Work instructions: Which lines of the data below hold "środowiska"? Copy each of them.

Dataset extract:
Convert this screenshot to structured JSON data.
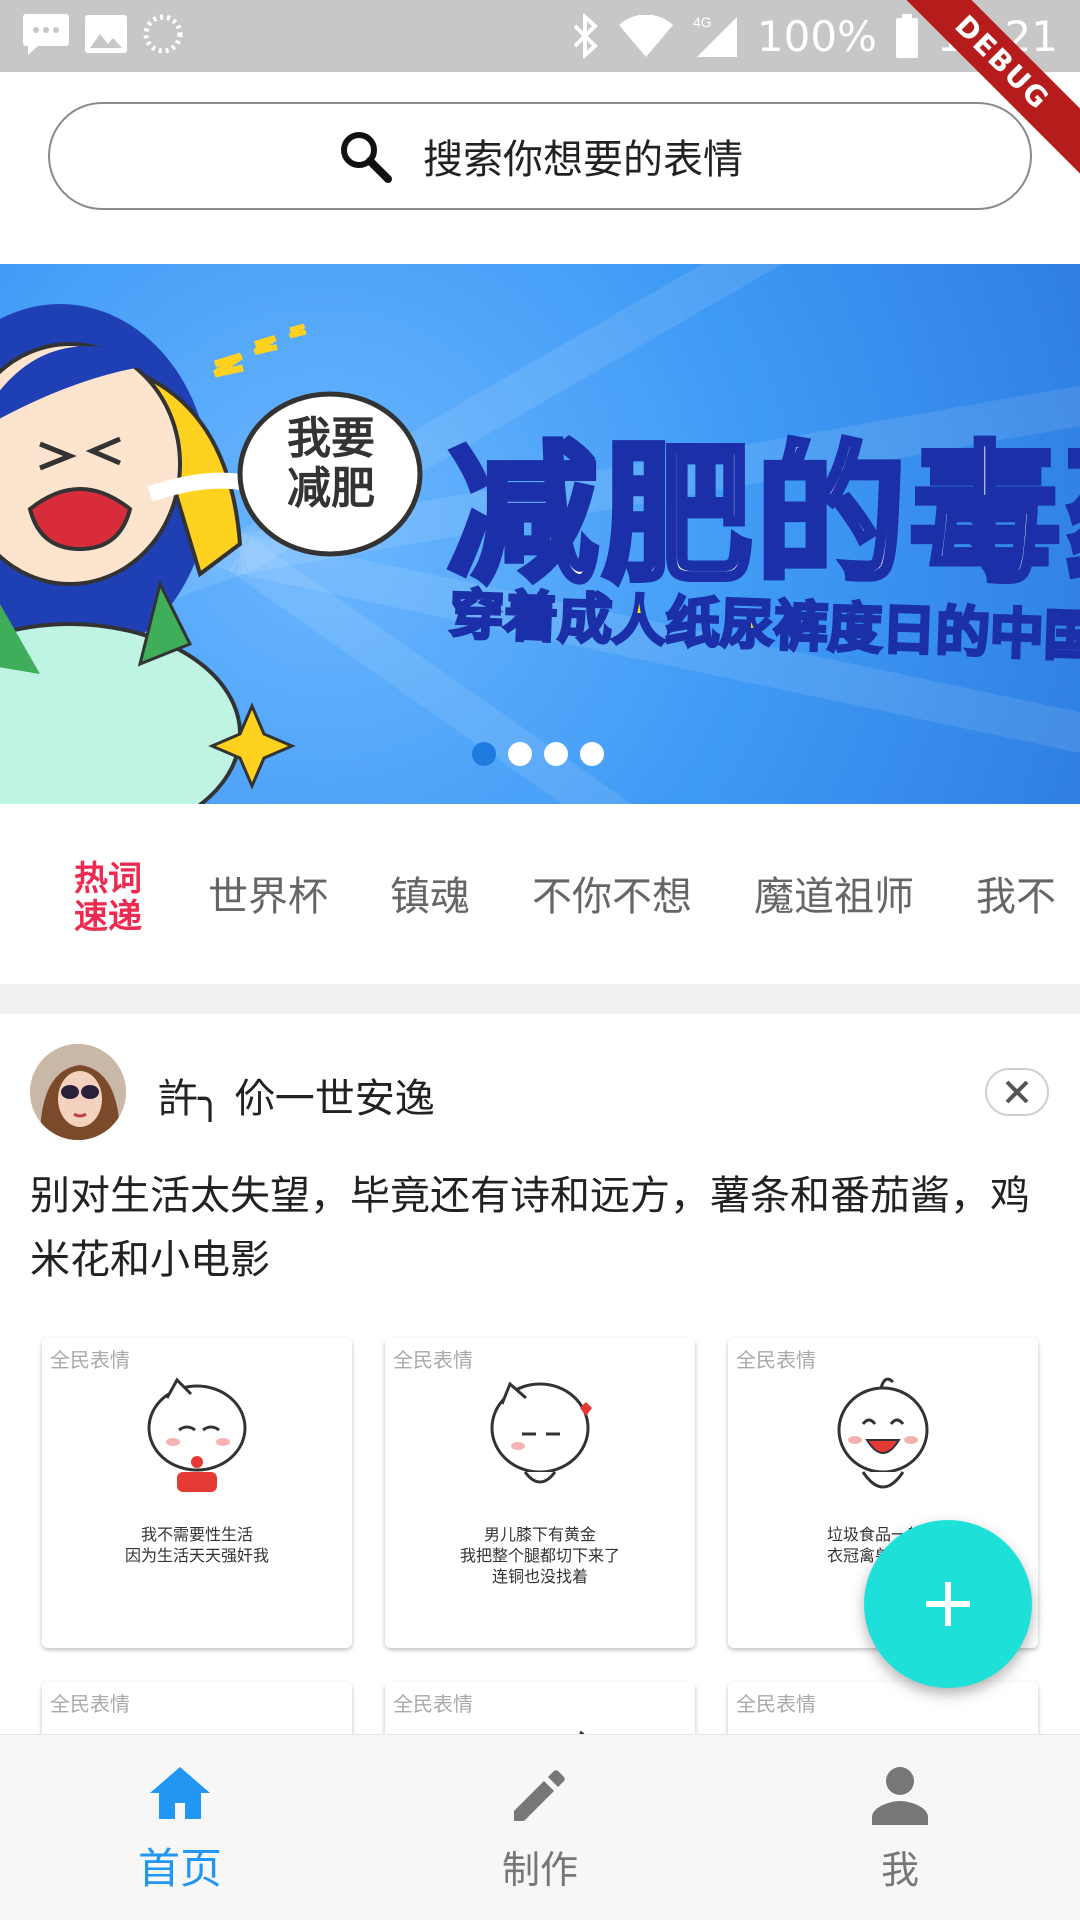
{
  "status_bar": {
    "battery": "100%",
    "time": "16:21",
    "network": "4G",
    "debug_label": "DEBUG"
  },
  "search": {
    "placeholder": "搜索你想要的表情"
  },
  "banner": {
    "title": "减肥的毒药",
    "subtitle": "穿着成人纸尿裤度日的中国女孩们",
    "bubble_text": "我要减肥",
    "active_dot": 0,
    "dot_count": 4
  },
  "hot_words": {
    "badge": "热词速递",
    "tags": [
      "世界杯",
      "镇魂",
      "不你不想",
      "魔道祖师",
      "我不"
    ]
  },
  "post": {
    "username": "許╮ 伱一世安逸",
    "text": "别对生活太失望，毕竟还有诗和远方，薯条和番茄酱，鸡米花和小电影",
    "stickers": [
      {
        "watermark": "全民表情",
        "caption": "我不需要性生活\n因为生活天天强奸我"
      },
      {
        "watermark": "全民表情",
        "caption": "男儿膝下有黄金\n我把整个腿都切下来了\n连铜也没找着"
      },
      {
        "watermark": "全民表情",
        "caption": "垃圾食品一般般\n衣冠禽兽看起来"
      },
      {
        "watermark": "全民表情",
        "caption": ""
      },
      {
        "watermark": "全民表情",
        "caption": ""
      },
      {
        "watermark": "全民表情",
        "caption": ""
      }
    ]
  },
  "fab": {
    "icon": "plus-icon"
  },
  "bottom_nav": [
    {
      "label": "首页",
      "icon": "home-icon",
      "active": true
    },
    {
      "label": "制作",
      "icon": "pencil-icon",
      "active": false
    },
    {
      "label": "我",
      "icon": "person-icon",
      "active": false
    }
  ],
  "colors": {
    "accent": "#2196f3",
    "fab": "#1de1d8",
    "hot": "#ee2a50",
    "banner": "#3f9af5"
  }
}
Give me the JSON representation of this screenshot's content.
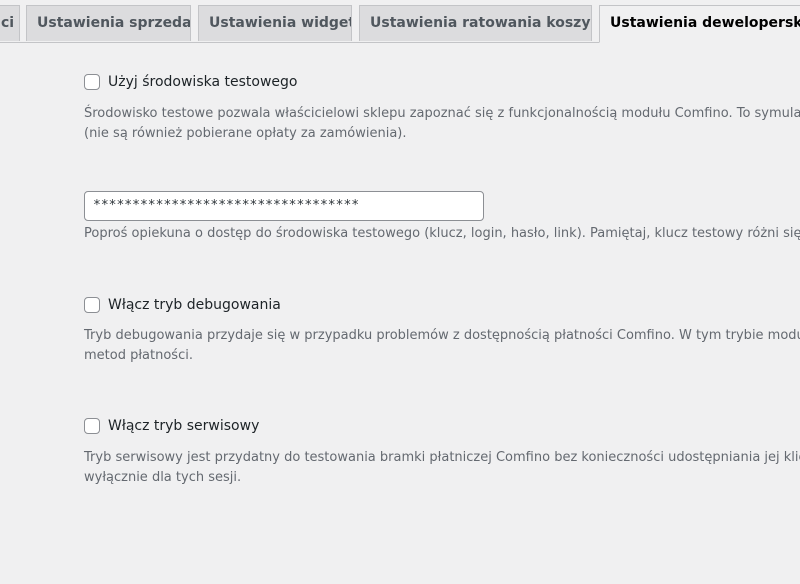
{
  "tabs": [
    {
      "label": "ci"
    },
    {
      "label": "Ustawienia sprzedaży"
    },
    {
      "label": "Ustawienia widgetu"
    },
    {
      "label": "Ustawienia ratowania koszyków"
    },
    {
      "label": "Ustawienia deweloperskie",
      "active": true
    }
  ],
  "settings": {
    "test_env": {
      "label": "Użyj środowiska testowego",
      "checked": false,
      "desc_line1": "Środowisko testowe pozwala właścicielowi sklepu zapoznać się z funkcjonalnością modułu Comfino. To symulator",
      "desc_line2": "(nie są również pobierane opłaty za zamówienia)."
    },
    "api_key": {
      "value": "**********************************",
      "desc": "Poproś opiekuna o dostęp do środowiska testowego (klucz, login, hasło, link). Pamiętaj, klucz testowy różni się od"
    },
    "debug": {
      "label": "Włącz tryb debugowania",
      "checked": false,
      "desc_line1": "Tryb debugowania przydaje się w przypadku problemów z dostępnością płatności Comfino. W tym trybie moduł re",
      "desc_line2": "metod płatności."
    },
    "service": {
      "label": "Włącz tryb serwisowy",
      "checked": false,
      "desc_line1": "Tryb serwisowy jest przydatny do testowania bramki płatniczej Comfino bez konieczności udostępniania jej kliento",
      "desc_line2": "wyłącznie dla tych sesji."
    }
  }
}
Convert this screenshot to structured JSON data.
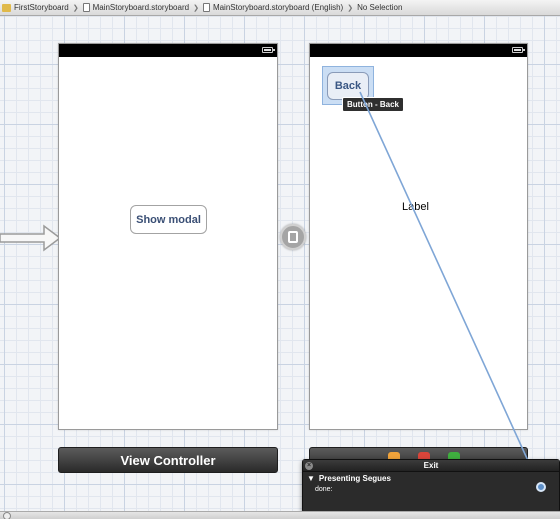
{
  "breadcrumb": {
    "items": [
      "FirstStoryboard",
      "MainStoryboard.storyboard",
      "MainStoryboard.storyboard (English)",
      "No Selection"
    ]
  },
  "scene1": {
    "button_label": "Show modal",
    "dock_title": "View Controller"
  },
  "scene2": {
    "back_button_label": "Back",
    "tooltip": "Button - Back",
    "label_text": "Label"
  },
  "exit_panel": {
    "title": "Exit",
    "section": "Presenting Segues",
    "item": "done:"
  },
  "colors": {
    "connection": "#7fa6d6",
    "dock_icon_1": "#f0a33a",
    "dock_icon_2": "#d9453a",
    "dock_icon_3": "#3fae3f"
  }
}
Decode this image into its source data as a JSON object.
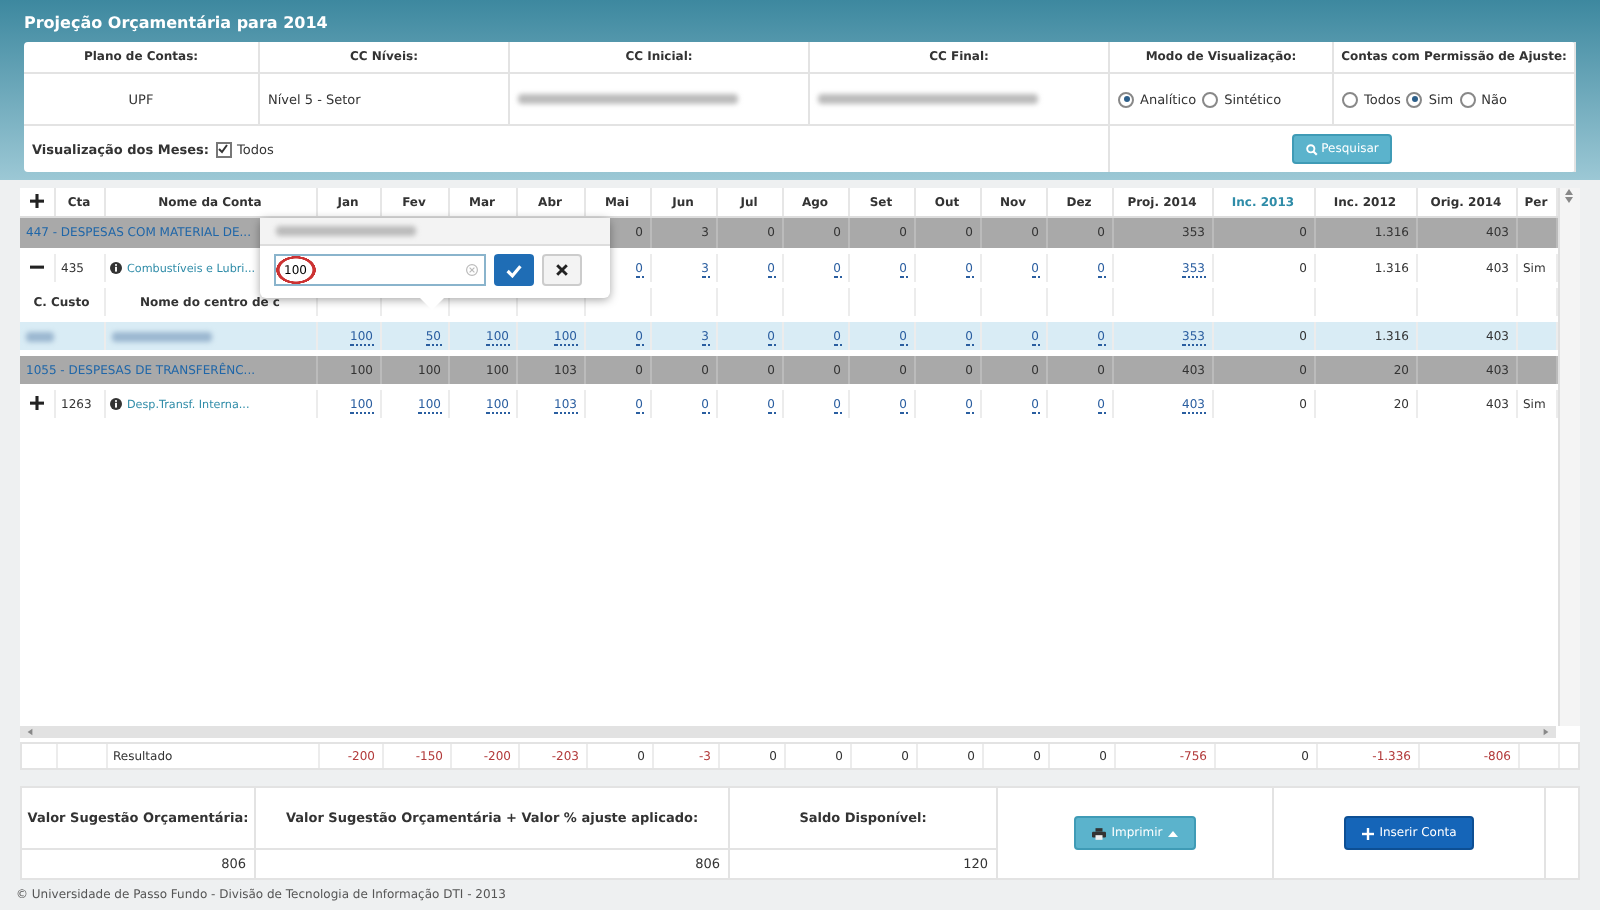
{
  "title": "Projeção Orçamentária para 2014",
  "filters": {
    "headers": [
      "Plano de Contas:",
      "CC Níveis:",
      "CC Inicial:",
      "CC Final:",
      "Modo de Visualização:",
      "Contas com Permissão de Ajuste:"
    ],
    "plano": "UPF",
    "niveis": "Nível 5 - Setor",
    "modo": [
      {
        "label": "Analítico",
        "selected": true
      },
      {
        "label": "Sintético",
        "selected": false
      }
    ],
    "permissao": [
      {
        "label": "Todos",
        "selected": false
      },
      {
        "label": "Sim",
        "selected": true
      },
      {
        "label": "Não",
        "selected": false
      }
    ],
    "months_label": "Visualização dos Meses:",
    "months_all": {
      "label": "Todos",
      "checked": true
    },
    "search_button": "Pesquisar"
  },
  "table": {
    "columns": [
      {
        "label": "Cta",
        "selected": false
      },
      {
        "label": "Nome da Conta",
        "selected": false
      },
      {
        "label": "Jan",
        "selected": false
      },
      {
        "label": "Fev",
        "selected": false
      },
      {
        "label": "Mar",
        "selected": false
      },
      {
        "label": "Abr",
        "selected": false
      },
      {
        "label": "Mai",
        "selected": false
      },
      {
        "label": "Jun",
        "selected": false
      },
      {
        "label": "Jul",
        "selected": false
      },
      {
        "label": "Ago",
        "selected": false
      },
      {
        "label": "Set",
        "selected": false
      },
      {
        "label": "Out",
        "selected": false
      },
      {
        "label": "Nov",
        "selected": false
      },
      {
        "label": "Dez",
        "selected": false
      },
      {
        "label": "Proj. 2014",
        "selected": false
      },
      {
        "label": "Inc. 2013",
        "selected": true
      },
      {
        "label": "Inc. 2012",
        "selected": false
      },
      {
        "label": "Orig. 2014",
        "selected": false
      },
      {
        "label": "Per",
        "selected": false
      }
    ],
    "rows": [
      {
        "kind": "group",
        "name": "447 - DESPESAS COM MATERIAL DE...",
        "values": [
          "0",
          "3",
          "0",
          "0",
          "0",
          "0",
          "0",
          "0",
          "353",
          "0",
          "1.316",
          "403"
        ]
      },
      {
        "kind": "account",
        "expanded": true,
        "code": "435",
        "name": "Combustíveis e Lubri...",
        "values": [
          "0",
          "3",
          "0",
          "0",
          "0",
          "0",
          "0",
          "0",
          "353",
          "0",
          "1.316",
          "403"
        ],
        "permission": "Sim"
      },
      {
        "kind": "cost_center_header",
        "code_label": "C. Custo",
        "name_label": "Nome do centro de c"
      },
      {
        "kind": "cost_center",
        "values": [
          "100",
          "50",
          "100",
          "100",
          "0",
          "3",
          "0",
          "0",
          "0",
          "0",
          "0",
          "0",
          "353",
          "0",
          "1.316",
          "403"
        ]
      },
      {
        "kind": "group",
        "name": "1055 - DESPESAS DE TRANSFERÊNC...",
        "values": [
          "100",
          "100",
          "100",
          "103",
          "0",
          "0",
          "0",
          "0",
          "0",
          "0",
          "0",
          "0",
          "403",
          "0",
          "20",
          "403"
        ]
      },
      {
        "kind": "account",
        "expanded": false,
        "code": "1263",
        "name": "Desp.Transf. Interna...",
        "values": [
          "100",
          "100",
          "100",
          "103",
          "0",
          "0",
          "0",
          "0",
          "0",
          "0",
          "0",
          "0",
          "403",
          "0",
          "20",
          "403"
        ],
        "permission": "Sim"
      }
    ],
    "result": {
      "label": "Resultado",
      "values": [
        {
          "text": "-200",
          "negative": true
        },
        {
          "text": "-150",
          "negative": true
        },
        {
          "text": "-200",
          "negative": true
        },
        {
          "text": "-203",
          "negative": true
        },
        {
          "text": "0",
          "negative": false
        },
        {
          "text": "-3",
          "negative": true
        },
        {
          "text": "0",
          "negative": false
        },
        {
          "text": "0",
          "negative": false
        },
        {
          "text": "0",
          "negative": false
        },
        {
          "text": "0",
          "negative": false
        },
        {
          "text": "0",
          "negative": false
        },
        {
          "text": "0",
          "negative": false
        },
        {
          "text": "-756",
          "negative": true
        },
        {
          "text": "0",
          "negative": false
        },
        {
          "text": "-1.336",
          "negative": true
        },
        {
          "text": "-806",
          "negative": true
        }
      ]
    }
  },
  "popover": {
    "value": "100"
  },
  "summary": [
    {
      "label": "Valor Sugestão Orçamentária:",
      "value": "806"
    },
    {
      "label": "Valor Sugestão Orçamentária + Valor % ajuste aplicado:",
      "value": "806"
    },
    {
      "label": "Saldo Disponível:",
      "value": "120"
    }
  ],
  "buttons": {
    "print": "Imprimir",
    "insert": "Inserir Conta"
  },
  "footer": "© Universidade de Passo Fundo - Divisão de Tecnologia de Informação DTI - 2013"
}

Your response:
      "label": "Użyj środowiska testowego",
      "desc": "Poproś opiekuna o dostęp do środowiska testowego (klucz, login, hasło, link). Pamiętaj, klucz testowy różni się od"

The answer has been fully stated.